In approving this practice, however, we caution that the trial court must not undertake the role of either prosecutor or defense counsel. We have recognized that "It is essential that the public have absolute confidence in the integrity and impartiality of our system of criminal justice. This requires that public officials not only in fact properly discharge their responsibilities but also that such officials avoid, as much as possible, the appearance of impropriety." (People v. Rhodes (1974) 12 Cal.3d 180, 185 [115 Cal.Rptr. 235, 524 P.2d 363], italics in original.) It is fundamental that the trial court in the conduct of infraction hearings must refrain from advocacy and remain circumspect in its comments on the evidence, treating litigants and witnesses with appropriate respect and without demonstration of partiality or bias. (People v. Campbell (1958) 162 Cal.App.2d 776, 787 [329 P.2d 82]; People v. Huff (1955) 134 Cal.App.2d 182, 187-188 [285 P.2d 17]; McCartney v. Commission on Judicial Qualifications, supra, 12 Cal.3d at p. 533.)

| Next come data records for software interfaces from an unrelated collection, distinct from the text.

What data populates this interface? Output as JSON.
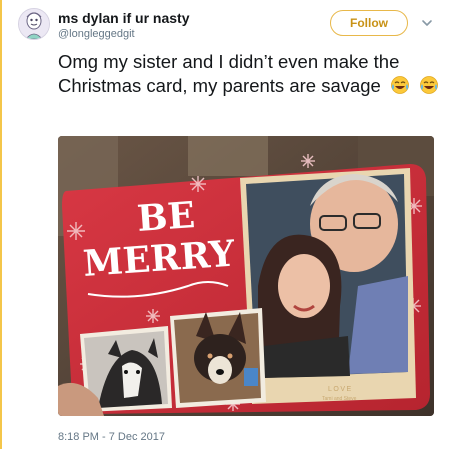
{
  "tweet": {
    "display_name": "ms dylan if ur nasty",
    "handle": "@longleggedgit",
    "follow_label": "Follow",
    "text": "Omg my sister and I didn’t even make the Christmas card, my parents are savage",
    "timestamp": "8:18 PM - 7 Dec 2017"
  },
  "card": {
    "headline_1": "BE",
    "headline_2": "MERRY",
    "love_label": "LOVE",
    "signature": "Tami and Steve"
  },
  "icons": {
    "emoji_1": "face-with-tears-of-joy-icon",
    "emoji_2": "face-with-tears-of-joy-icon",
    "caret": "chevron-down-icon"
  },
  "colors": {
    "follow_accent": "#e8b84a",
    "card_red": "#cf2f3a",
    "text_secondary": "#657786"
  }
}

We conclude that the
absence of a prosecuting attorney at the trial of an infraction
offense does not result in a per se deprivation of a defendant's
right of due process and fair trial.  While the conduct of a
particular judge in calling or questioning witnesses at such a
hearing [23 Cal.3d 259] could amount to a denial of due process,
examination of the records before us discloses that the judge in
each of these two cases, in the tone of his questioning and in the
nature of the questions posed, comported himself in a manner
consistent with what should be expected of any reasonable,
conscientious judge in a similar situation. There was neither the
substance nor the appearance of impropriety. We therefore conclude
that the defendants were not deprived of fair and impartial trials.
 By reason of the People's stipulation of error referred to
above, however, it would be unfair to levy fines in these cases. The
judgments are therefore reversed.